The proposed new technical definition of wetlands would, in essence, throw into the marketplace about half the 100 million acres which now are currently off limits to developers and oil companies -- among them the coastal marshes and swamps that not only act as buffers to absorb pollutants between cities and bodies of water like the Chesapeake Bay, but which also are home to all manner of flora and fauna. Formerly protected land from the Alaskan tundra to the Florida Everglades, including one-third of the freshwater wetlands in the Chesapeake Bay region, would be vulnerable to development and drilling.

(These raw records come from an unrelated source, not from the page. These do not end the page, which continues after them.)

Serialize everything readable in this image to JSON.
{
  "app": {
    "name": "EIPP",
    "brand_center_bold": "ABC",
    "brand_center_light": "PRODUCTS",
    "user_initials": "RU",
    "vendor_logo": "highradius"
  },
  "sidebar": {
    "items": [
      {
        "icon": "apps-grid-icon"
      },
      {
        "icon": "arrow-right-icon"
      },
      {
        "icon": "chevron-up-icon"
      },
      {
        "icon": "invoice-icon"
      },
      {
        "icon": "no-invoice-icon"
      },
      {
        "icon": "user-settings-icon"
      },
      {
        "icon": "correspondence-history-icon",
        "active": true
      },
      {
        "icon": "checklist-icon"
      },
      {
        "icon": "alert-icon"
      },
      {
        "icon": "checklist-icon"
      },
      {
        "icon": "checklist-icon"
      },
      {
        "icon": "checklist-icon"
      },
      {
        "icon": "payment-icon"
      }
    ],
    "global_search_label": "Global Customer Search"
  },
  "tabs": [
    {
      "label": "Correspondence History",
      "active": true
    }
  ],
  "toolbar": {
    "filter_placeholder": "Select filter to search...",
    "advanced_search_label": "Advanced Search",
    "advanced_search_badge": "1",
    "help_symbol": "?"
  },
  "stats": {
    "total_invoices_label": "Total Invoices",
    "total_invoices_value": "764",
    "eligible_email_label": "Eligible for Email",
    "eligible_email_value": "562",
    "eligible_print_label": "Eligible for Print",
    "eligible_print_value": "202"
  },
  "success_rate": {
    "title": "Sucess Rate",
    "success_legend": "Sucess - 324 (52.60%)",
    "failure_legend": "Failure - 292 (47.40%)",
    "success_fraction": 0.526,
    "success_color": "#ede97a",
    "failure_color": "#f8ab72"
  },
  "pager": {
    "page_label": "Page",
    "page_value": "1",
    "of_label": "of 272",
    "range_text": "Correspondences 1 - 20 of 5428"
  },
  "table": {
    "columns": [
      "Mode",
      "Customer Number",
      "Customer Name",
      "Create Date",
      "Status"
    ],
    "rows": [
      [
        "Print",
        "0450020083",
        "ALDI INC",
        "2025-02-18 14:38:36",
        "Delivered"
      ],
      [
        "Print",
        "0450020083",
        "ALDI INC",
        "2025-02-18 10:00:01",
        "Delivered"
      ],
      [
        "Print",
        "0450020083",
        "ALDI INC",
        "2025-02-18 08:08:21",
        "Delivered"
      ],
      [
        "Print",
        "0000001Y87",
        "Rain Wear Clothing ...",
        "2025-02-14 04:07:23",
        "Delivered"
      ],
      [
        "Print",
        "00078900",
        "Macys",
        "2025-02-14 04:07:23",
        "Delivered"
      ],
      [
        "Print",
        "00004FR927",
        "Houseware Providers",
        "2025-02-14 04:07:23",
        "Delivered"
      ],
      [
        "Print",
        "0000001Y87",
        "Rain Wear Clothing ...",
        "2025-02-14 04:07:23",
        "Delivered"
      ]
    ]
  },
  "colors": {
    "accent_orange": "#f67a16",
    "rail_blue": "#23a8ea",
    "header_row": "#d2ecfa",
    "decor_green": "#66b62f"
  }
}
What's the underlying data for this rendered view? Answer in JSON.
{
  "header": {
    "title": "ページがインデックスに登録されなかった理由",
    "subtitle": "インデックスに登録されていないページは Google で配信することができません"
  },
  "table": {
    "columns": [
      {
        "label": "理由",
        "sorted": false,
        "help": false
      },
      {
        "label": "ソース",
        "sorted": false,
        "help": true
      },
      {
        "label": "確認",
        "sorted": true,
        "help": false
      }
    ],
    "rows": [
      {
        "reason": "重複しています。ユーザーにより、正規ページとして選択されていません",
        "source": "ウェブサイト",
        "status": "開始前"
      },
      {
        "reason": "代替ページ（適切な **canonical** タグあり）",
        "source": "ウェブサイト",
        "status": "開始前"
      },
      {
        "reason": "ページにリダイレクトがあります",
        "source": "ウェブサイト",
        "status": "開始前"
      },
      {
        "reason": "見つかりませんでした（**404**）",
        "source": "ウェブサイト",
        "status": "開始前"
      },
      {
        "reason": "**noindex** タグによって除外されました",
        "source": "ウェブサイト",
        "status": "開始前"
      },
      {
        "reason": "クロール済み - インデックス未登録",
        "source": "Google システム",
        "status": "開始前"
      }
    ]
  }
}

Despite an outpouring of public indignation, however, the man who promised to be the environmental president dutifully carried the deregulation torch. Now come the administration's own experts -- including officials in the Environmental Protection Agency, Fish and Wildlife Service and the Army Corps of Engineers -- to blast the redefinition plan as unworkable. In light of their criticism, President Bush should reconsider the proposal. The attempt to redefine wetlands was a sop to disgruntled free-marketeers and a threat to sound environmental policy. We trust that the weight of opposition from within the president's own ranks will be sufficient to force a recanting.